[[ GIVEN DATA, beginning ]]

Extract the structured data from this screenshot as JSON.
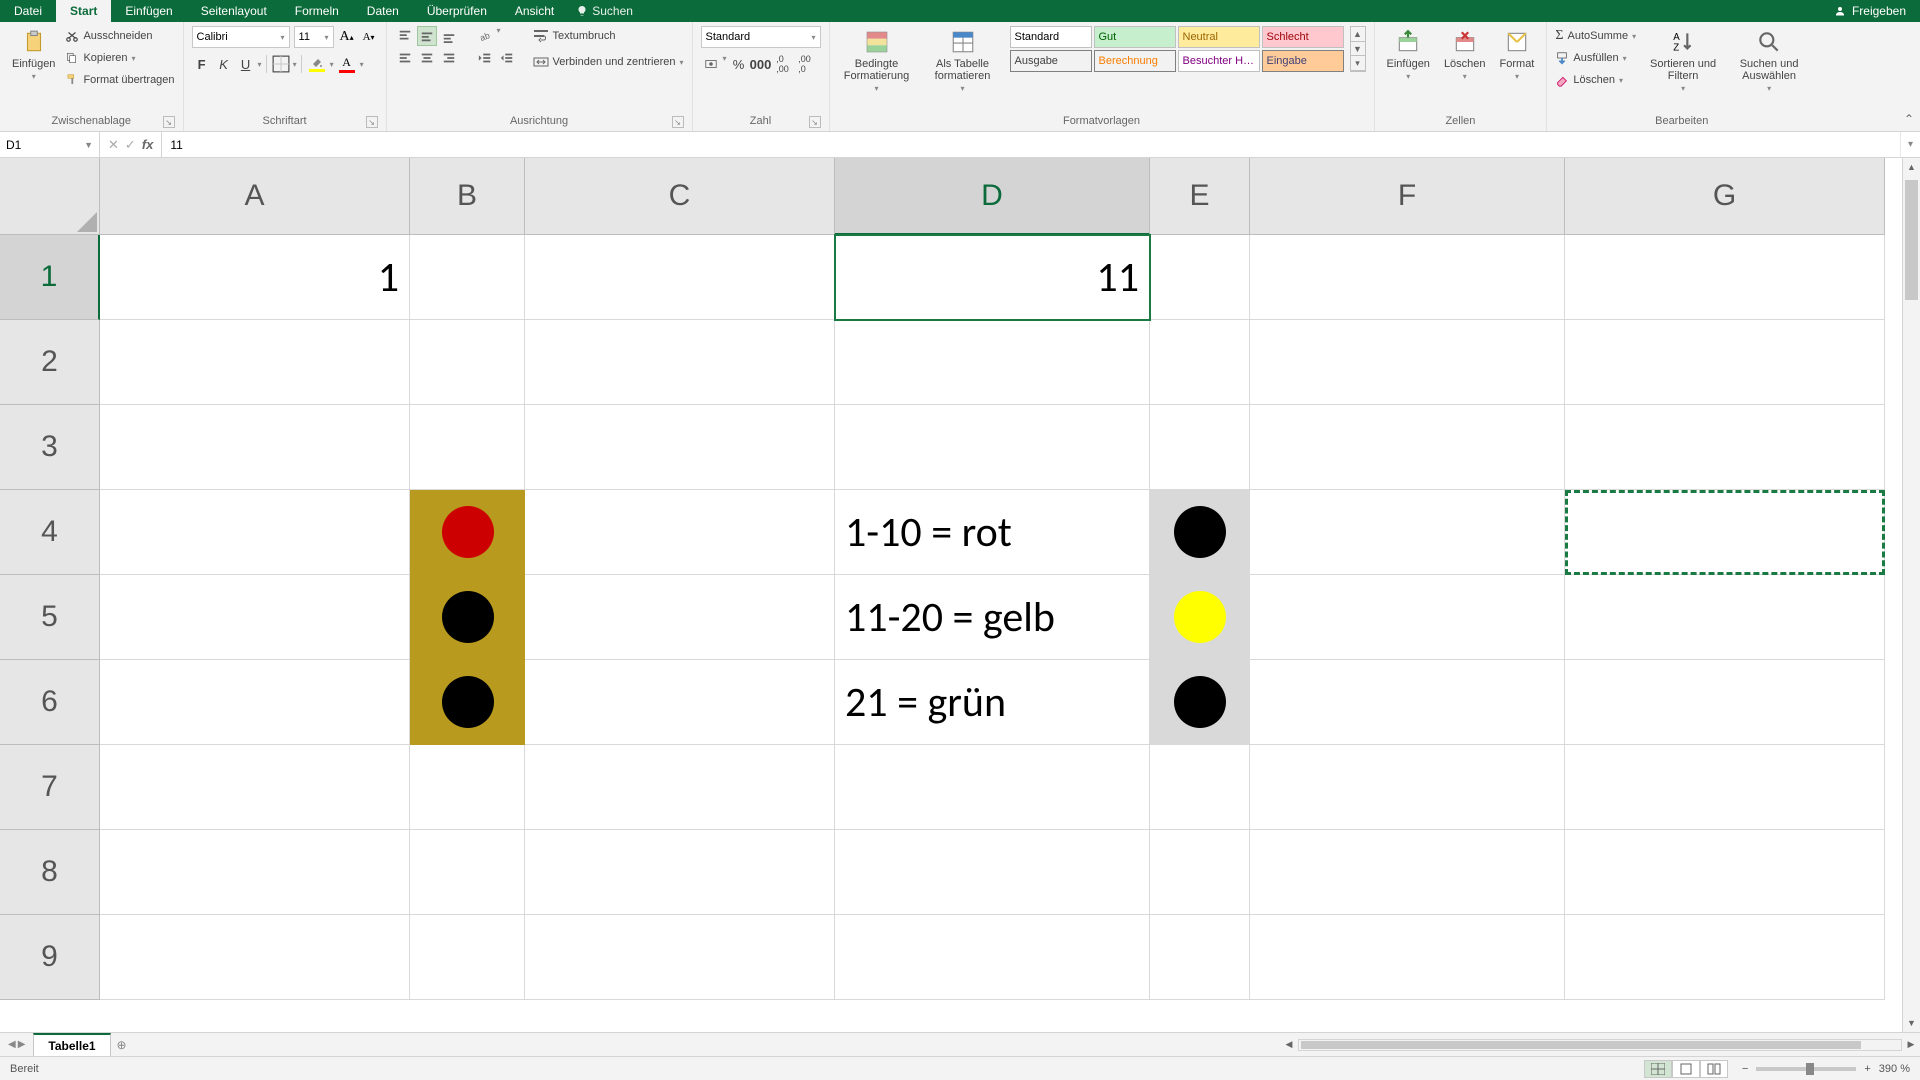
{
  "titlebar": {
    "tabs": [
      "Datei",
      "Start",
      "Einfügen",
      "Seitenlayout",
      "Formeln",
      "Daten",
      "Überprüfen",
      "Ansicht"
    ],
    "active_tab": "Start",
    "tellme_placeholder": "Suchen",
    "share_label": "Freigeben"
  },
  "ribbon": {
    "clipboard": {
      "paste": "Einfügen",
      "cut": "Ausschneiden",
      "copy": "Kopieren",
      "format_painter": "Format übertragen",
      "group_label": "Zwischenablage"
    },
    "font": {
      "font_name": "Calibri",
      "font_size": "11",
      "group_label": "Schriftart"
    },
    "alignment": {
      "wrap": "Textumbruch",
      "merge": "Verbinden und zentrieren",
      "group_label": "Ausrichtung"
    },
    "number": {
      "format": "Standard",
      "group_label": "Zahl"
    },
    "styles": {
      "cond_format": "Bedingte Formatierung",
      "as_table": "Als Tabelle formatieren",
      "cells": [
        {
          "text": "Standard",
          "bg": "#ffffff",
          "fg": "#000000",
          "border": "#c0c0c0"
        },
        {
          "text": "Gut",
          "bg": "#c6efce",
          "fg": "#006100",
          "border": "#c0c0c0"
        },
        {
          "text": "Neutral",
          "bg": "#ffeb9c",
          "fg": "#9c6500",
          "border": "#c0c0c0"
        },
        {
          "text": "Schlecht",
          "bg": "#ffc7ce",
          "fg": "#9c0006",
          "border": "#c0c0c0"
        },
        {
          "text": "Ausgabe",
          "bg": "#f2f2f2",
          "fg": "#3f3f3f",
          "border": "#808080"
        },
        {
          "text": "Berechnung",
          "bg": "#f2f2f2",
          "fg": "#fa7d00",
          "border": "#808080"
        },
        {
          "text": "Besuchter H…",
          "bg": "#ffffff",
          "fg": "#800080",
          "border": "#c0c0c0"
        },
        {
          "text": "Eingabe",
          "bg": "#ffcc99",
          "fg": "#3f3f76",
          "border": "#808080"
        }
      ],
      "group_label": "Formatvorlagen"
    },
    "cells_group": {
      "insert": "Einfügen",
      "delete": "Löschen",
      "format": "Format",
      "group_label": "Zellen"
    },
    "editing": {
      "autosum": "AutoSumme",
      "fill": "Ausfüllen",
      "clear": "Löschen",
      "sort": "Sortieren und Filtern",
      "find": "Suchen und Auswählen",
      "group_label": "Bearbeiten"
    }
  },
  "fxbar": {
    "namebox": "D1",
    "formula": "11"
  },
  "grid": {
    "columns": [
      "A",
      "B",
      "C",
      "D",
      "E",
      "F",
      "G"
    ],
    "row_count": 9,
    "selected_cell": "D1",
    "copied_range": "G4",
    "cells": {
      "A1": "1",
      "D1": "11",
      "D4": "1-10 = rot",
      "D5": "11-20 = gelb",
      "D6": "21 = grün"
    },
    "traffic_light_b": {
      "top": "#cc0000",
      "mid": "#000000",
      "bot": "#000000"
    },
    "traffic_light_e": {
      "top": "#000000",
      "mid": "#ffff00",
      "bot": "#000000"
    }
  },
  "sheets": {
    "active": "Tabelle1"
  },
  "status": {
    "ready": "Bereit",
    "zoom": "390 %"
  }
}
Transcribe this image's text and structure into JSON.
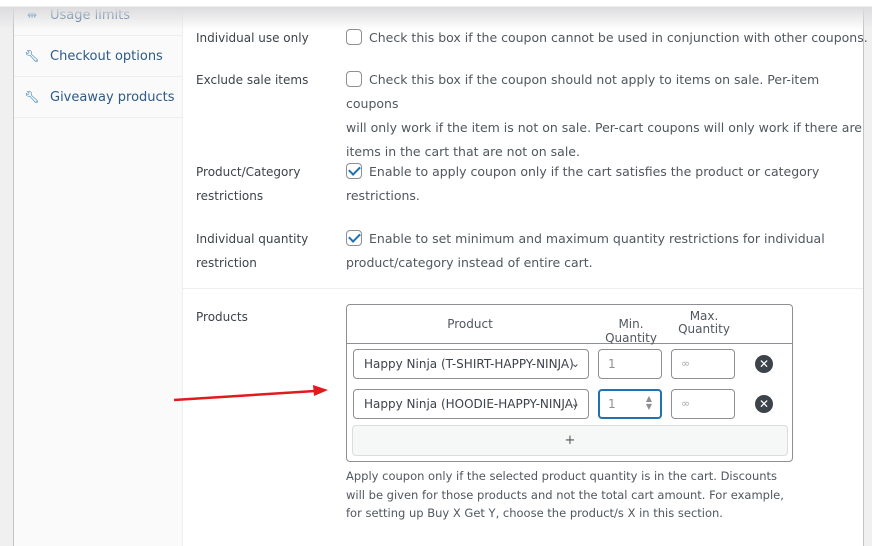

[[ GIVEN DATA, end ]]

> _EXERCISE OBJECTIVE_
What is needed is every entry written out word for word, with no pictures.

> _YOUR SOLUTION_
Extract the structured data from this screenshot as JSON.
{
  "titlebar": {
    "tabs": [
      "Datei",
      "Start",
      "Einfügen",
      "Seitenlayout",
      "Formeln",
      "Daten",
      "Überprüfen",
      "Ansicht"
    ],
    "active_tab": "Start",
    "tellme_placeholder": "Suchen",
    "share_label": "Freigeben"
  },
  "ribbon": {
    "clipboard": {
      "paste": "Einfügen",
      "cut": "Ausschneiden",
      "copy": "Kopieren",
      "format_painter": "Format übertragen",
      "group_label": "Zwischenablage"
    },
    "font": {
      "font_name": "Calibri",
      "font_size": "11",
      "group_label": "Schriftart"
    },
    "alignment": {
      "wrap": "Textumbruch",
      "merge": "Verbinden und zentrieren",
      "group_label": "Ausrichtung"
    },
    "number": {
      "format": "Standard",
      "group_label": "Zahl"
    },
    "styles": {
      "cond_format": "Bedingte Formatierung",
      "as_table": "Als Tabelle formatieren",
      "cells": [
        {
          "text": "Standard",
          "bg": "#ffffff",
          "fg": "#000000",
          "border": "#c0c0c0"
        },
        {
          "text": "Gut",
          "bg": "#c6efce",
          "fg": "#006100",
          "border": "#c0c0c0"
        },
        {
          "text": "Neutral",
          "bg": "#ffeb9c",
          "fg": "#9c6500",
          "border": "#c0c0c0"
        },
        {
          "text": "Schlecht",
          "bg": "#ffc7ce",
          "fg": "#9c0006",
          "border": "#c0c0c0"
        },
        {
          "text": "Ausgabe",
          "bg": "#f2f2f2",
          "fg": "#3f3f3f",
          "border": "#808080"
        },
        {
          "text": "Berechnung",
          "bg": "#f2f2f2",
          "fg": "#fa7d00",
          "border": "#808080"
        },
        {
          "text": "Besuchter H…",
          "bg": "#ffffff",
          "fg": "#800080",
          "border": "#c0c0c0"
        },
        {
          "text": "Eingabe",
          "bg": "#ffcc99",
          "fg": "#3f3f76",
          "border": "#808080"
        }
      ],
      "group_label": "Formatvorlagen"
    },
    "cells_group": {
      "insert": "Einfügen",
      "delete": "Löschen",
      "format": "Format",
      "group_label": "Zellen"
    },
    "editing": {
      "autosum": "AutoSumme",
      "fill": "Ausfüllen",
      "clear": "Löschen",
      "sort": "Sortieren und Filtern",
      "find": "Suchen und Auswählen",
      "group_label": "Bearbeiten"
    }
  },
  "fxbar": {
    "namebox": "D1",
    "formula": "11"
  },
  "grid": {
    "columns": [
      "A",
      "B",
      "C",
      "D",
      "E",
      "F",
      "G"
    ],
    "row_count": 9,
    "selected_cell": "D1",
    "copied_range": "G4",
    "cells": {
      "A1": "1",
      "D1": "11",
      "D4": "1-10 = rot",
      "D5": "11-20 = gelb",
      "D6": "21 = grün"
    },
    "traffic_light_b": {
      "top": "#cc0000",
      "mid": "#000000",
      "bot": "#000000"
    },
    "traffic_light_e": {
      "top": "#000000",
      "mid": "#ffff00",
      "bot": "#000000"
    }
  },
  "sheets": {
    "active": "Tabelle1"
  },
  "status": {
    "ready": "Bereit",
    "zoom": "390 %"
  }
}
Transcribe this image's text and structure into JSON.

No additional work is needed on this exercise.